    2 months ago

    https://www.duolingo.com/FabianFloresVad

    It's not nina, but niña. Using the word niña is correct, no matter what words Duolingo accept.

    Your assumption ( a child is chico/a and a girl is nina.) is wrong.

    Child = chico/chica (boy/girl), niño/niña (boy/girl), nene/nena (boy/girl), pequeño/pequeña (boy/girl). All these words have the same meaning, except for genre. In the particular case of pequeño/pequeña these words literally mean little/very young, and should be used as an adjective, but it's commonly used as a noun. Besides, the informal word peque (which is the contraction for pequeño/pequeña) is usually used in many countries, with the same meaning.
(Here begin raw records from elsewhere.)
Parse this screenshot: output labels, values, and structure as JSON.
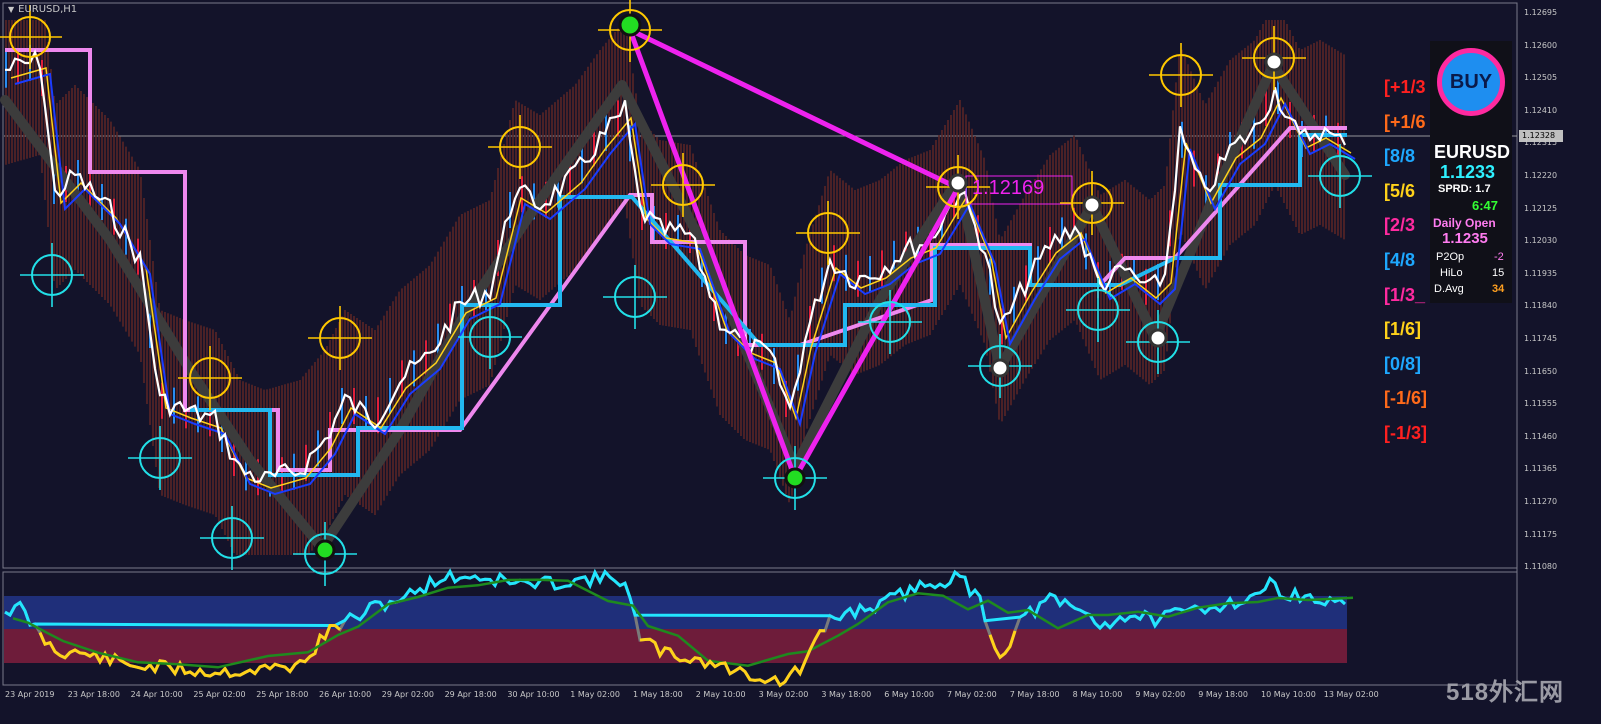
{
  "chart": {
    "symbol_title": "EURUSD,H1",
    "line_label": "1.12169",
    "current_price_tag": "1.12328"
  },
  "price_axis": [
    "1.12695",
    "1.12600",
    "1.12505",
    "1.12410",
    "1.12315",
    "1.12220",
    "1.12125",
    "1.12030",
    "1.11935",
    "1.11840",
    "1.11745",
    "1.11650",
    "1.11555",
    "1.11460",
    "1.11365",
    "1.11270",
    "1.11175",
    "1.11080"
  ],
  "time_axis": [
    "23 Apr 2019",
    "23 Apr 18:00",
    "24 Apr 10:00",
    "25 Apr 02:00",
    "25 Apr 18:00",
    "26 Apr 10:00",
    "29 Apr 02:00",
    "29 Apr 18:00",
    "30 Apr 10:00",
    "1 May 02:00",
    "1 May 18:00",
    "2 May 10:00",
    "3 May 02:00",
    "3 May 18:00",
    "6 May 10:00",
    "7 May 02:00",
    "7 May 18:00",
    "8 May 10:00",
    "9 May 02:00",
    "9 May 18:00",
    "10 May 10:00",
    "13 May 02:00"
  ],
  "murrey_levels": [
    {
      "label": "[+1/3",
      "color": "#ff2020"
    },
    {
      "label": "[+1/6",
      "color": "#ff6a1a"
    },
    {
      "label": "[8/8",
      "color": "#1ea8ff"
    },
    {
      "label": "[5/6",
      "color": "#ffd21a"
    },
    {
      "label": "[2/3",
      "color": "#ff2aa0"
    },
    {
      "label": "[4/8",
      "color": "#1ea8ff"
    },
    {
      "label": "[1/3_",
      "color": "#ff2aa0"
    },
    {
      "label": "[1/6]",
      "color": "#ffd21a"
    },
    {
      "label": "[0/8]",
      "color": "#1ea8ff"
    },
    {
      "label": "[-1/6]",
      "color": "#ff6a1a"
    },
    {
      "label": "[-1/3]",
      "color": "#ff2020"
    }
  ],
  "panel": {
    "signal": "BUY",
    "symbol": "EURUSD",
    "price": "1.1233",
    "spread": "SPRD: 1.7",
    "timer": "6:47",
    "daily_open_label": "Daily Open",
    "daily_open_value": "1.1235",
    "stats": [
      {
        "label": "P2Op",
        "value": "-2"
      },
      {
        "label": "HiLo",
        "value": "15"
      },
      {
        "label": "D.Avg",
        "value": "34"
      }
    ]
  },
  "watermark": "518外汇网",
  "colors": {
    "background": "#13132a",
    "zigzag": "#3c3c3c",
    "triangle": "#ee22ee",
    "price_line": "#ffffff",
    "band": "#4a1f1f",
    "top_target": "#ffc800",
    "bottom_target": "#22e0e8"
  }
}
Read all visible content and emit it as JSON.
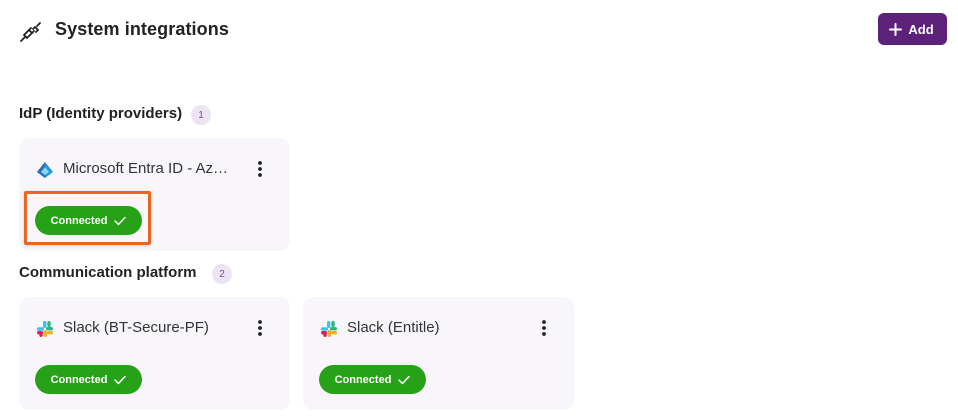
{
  "header": {
    "title": "System integrations",
    "add_label": "Add",
    "icon": "plug-icon"
  },
  "sections": [
    {
      "title": "IdP (Identity providers)",
      "count": "1",
      "cards": [
        {
          "name": "Microsoft Entra ID - Azure AD",
          "logo": "microsoft-entra-logo",
          "status": "Connected"
        }
      ]
    },
    {
      "title": "Communication platform",
      "count": "2",
      "cards": [
        {
          "name": "Slack (BT-Secure-PF)",
          "logo": "slack-logo",
          "status": "Connected"
        },
        {
          "name": "Slack (Entitle)",
          "logo": "slack-logo",
          "status": "Connected"
        }
      ]
    }
  ],
  "colors": {
    "accent": "#5c2178",
    "connected": "#27a117",
    "card_bg": "#f8f6fb",
    "badge_bg": "#ece4f3",
    "highlight": "#e8661f"
  }
}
    Also, child means hijo/hija (son/daughter).

    2 months ago

    https://www.duolingo.com/Carl333610

    Why does DUO translate "still" to "esta todavia"

    2 months ago

    https://www.duolingo.com/wklem88

    Word order is killing me. I put "Mi hija es una niña todavía." and was rejected.

    1 month ago